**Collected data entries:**
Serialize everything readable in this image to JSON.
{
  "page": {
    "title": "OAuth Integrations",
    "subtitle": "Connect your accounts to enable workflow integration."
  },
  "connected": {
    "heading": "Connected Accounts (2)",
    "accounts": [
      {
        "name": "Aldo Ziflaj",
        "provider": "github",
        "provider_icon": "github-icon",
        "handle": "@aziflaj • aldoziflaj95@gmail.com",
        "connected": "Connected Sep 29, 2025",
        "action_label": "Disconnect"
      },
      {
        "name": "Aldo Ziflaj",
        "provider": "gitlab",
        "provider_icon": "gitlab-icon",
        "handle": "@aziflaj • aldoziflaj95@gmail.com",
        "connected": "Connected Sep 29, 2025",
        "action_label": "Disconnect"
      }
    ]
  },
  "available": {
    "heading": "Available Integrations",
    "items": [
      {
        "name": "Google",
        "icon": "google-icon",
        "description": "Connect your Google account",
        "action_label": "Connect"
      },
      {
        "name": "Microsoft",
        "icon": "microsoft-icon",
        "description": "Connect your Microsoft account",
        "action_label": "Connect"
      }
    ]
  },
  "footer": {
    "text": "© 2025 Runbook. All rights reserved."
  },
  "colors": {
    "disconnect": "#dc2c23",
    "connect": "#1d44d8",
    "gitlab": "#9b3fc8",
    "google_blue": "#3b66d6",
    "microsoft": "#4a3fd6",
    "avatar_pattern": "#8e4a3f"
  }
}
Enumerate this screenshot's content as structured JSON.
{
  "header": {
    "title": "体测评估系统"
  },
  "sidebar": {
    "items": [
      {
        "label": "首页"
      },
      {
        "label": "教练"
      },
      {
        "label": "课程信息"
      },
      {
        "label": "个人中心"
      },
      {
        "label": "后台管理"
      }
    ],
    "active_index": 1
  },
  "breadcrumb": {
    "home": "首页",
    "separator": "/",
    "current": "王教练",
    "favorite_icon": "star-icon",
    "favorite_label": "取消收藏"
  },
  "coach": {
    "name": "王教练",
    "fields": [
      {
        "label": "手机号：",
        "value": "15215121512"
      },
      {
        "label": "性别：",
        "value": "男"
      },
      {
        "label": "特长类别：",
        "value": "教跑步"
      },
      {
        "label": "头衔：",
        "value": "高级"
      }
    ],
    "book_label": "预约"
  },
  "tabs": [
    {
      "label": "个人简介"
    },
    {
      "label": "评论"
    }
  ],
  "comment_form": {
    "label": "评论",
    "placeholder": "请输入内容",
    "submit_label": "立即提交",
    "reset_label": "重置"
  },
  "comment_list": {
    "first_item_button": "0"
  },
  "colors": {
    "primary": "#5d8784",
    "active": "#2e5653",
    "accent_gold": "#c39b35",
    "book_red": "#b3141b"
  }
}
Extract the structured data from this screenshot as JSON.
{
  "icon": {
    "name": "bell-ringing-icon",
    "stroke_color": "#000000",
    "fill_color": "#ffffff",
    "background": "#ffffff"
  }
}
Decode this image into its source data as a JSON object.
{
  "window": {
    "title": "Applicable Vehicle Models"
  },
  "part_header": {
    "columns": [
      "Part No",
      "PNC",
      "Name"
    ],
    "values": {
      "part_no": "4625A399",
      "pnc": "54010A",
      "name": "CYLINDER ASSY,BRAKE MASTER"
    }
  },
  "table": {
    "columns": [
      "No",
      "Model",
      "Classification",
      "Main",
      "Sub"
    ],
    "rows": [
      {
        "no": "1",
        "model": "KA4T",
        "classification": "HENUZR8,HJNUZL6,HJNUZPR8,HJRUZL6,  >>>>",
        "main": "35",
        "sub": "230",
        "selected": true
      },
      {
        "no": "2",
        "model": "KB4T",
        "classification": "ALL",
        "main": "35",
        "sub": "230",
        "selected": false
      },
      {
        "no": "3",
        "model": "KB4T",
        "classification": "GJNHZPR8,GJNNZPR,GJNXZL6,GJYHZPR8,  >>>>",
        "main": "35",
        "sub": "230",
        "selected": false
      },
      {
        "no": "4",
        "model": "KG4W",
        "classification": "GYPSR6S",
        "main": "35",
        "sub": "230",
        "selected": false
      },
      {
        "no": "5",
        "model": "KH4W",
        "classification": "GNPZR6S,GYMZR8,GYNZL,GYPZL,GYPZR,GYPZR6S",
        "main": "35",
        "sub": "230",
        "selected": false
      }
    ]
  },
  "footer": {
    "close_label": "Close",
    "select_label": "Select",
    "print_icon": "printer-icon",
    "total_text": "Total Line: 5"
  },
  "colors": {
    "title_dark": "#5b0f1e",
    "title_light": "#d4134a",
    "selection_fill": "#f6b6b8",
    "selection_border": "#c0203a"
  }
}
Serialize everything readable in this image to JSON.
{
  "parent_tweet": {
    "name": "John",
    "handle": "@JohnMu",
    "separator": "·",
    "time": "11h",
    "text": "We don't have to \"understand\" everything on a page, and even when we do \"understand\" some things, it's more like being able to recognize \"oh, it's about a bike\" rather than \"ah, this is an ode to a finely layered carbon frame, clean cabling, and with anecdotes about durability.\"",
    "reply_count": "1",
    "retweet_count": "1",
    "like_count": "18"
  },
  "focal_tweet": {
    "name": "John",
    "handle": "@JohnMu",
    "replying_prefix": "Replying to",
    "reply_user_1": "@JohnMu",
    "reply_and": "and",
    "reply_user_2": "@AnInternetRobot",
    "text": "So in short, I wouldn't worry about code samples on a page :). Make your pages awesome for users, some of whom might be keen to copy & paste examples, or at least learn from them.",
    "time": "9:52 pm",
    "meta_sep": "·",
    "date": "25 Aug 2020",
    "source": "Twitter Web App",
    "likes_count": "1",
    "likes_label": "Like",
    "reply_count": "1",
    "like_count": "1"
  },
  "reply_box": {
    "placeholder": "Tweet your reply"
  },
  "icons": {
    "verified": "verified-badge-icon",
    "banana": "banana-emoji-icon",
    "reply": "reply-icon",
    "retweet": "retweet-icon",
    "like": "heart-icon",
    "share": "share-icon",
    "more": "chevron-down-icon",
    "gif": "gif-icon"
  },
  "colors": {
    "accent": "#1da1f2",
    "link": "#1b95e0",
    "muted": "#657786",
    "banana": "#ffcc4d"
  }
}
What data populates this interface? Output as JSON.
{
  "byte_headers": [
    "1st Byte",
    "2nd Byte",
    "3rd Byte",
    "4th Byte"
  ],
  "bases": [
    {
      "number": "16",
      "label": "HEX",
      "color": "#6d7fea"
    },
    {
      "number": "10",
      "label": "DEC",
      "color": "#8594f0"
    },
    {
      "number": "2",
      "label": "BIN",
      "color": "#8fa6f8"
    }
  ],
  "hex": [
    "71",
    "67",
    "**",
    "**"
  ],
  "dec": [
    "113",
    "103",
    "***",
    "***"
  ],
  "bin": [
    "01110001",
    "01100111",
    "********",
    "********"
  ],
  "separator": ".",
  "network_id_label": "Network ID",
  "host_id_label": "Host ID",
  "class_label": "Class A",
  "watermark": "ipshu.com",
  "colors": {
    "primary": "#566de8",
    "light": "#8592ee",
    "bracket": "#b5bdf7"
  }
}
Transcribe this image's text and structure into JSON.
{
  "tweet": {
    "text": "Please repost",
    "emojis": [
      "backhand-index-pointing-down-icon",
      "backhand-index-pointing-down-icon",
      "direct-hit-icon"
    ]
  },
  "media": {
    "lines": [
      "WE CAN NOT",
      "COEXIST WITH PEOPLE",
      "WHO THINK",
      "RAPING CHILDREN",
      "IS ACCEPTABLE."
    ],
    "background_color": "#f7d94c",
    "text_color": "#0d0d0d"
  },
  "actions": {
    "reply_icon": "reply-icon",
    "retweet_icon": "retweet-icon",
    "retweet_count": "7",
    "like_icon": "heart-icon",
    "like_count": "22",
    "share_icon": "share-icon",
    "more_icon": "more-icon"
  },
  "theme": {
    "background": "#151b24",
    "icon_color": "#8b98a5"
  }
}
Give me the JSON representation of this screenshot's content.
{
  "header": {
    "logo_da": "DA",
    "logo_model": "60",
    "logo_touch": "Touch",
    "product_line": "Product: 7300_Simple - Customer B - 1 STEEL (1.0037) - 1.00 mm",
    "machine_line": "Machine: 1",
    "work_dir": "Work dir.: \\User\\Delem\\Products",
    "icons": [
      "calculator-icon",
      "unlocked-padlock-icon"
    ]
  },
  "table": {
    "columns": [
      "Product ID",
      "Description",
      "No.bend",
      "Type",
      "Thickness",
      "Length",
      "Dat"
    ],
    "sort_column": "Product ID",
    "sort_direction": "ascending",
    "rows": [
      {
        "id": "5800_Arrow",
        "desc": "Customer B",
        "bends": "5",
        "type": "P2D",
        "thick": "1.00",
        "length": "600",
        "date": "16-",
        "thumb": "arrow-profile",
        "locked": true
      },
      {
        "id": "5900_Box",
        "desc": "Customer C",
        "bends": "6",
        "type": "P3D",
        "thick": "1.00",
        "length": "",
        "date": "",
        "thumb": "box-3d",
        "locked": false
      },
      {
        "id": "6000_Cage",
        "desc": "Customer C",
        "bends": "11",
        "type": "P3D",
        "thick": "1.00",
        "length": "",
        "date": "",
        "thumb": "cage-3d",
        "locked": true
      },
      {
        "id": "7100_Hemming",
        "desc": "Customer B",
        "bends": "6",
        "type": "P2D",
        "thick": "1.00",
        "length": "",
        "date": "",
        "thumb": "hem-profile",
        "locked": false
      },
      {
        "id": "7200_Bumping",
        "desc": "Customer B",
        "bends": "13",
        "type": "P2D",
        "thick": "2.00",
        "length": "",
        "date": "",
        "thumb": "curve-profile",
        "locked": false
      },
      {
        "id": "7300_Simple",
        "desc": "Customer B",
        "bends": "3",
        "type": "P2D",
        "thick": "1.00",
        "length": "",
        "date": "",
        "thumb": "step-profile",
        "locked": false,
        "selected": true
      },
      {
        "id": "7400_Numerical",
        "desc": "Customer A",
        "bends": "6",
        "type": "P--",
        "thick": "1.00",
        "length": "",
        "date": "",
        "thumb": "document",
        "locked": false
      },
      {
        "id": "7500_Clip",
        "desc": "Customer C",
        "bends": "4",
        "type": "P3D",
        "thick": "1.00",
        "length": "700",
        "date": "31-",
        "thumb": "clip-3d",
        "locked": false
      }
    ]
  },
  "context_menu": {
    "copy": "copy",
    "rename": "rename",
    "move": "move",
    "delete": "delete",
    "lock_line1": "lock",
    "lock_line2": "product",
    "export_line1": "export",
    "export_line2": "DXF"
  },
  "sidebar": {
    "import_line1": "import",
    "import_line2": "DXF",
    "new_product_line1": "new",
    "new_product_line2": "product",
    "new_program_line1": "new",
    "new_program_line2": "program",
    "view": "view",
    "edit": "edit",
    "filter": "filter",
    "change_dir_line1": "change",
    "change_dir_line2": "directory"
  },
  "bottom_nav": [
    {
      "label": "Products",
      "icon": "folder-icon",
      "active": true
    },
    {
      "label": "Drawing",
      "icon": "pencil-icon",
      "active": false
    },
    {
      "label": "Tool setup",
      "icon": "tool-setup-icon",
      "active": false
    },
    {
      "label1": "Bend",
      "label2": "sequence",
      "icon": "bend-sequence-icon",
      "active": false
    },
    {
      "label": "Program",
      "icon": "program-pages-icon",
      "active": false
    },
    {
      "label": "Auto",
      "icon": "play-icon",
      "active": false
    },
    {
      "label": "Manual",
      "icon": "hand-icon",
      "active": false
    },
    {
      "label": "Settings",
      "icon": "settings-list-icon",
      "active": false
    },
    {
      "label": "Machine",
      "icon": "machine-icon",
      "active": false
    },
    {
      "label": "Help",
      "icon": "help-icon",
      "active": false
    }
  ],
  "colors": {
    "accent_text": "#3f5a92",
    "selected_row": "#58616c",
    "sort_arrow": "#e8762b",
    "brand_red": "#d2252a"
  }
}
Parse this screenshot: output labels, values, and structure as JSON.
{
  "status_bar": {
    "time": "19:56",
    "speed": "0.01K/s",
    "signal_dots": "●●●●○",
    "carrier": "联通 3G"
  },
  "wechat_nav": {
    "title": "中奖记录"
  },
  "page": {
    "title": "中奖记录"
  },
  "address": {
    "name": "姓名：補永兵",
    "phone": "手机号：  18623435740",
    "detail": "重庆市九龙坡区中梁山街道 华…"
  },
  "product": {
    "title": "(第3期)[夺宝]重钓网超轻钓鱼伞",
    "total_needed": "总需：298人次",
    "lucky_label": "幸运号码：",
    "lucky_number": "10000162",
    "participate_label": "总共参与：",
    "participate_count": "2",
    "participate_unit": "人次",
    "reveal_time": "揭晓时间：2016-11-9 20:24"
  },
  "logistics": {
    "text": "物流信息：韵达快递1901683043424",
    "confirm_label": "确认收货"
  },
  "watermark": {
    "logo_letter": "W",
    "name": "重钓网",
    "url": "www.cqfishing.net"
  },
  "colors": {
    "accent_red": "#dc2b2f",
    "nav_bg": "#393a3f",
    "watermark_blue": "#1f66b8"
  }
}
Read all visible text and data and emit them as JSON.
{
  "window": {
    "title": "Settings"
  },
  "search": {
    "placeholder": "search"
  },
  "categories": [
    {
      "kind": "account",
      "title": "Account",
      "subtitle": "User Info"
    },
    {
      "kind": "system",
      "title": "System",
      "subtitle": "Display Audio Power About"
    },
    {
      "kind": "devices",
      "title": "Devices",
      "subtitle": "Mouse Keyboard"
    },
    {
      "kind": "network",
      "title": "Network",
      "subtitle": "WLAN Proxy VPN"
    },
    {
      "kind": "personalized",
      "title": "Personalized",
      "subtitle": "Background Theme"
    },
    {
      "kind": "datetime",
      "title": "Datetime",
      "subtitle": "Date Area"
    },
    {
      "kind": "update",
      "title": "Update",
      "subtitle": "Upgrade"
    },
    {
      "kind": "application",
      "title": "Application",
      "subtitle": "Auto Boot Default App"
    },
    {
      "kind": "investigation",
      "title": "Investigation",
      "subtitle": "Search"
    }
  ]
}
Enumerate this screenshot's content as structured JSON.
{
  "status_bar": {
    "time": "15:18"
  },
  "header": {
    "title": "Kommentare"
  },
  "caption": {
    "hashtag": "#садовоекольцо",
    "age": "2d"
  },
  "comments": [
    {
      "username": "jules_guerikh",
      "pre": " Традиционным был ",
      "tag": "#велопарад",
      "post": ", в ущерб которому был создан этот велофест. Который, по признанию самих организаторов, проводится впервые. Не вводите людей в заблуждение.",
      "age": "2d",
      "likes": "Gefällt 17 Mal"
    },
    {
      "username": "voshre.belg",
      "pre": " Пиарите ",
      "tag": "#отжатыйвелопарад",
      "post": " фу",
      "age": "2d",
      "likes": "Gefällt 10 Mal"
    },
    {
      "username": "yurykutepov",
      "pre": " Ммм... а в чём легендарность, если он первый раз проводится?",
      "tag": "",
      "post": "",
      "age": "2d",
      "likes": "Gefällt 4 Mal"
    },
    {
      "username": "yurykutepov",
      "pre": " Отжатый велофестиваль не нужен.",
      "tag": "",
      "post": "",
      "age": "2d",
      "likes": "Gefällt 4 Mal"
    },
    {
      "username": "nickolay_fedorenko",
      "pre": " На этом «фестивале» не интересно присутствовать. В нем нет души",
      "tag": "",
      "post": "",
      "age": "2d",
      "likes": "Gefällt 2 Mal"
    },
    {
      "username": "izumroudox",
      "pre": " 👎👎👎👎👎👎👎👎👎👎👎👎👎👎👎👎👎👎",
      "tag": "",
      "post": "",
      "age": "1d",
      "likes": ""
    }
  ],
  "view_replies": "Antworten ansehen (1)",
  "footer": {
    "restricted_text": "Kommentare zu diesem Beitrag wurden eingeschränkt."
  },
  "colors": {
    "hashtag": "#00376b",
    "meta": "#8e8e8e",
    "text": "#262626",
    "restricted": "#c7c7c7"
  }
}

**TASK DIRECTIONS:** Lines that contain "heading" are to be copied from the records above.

**ANSWER:**
    "heading": "Connected Accounts (2)",
    "heading": "Available Integrations",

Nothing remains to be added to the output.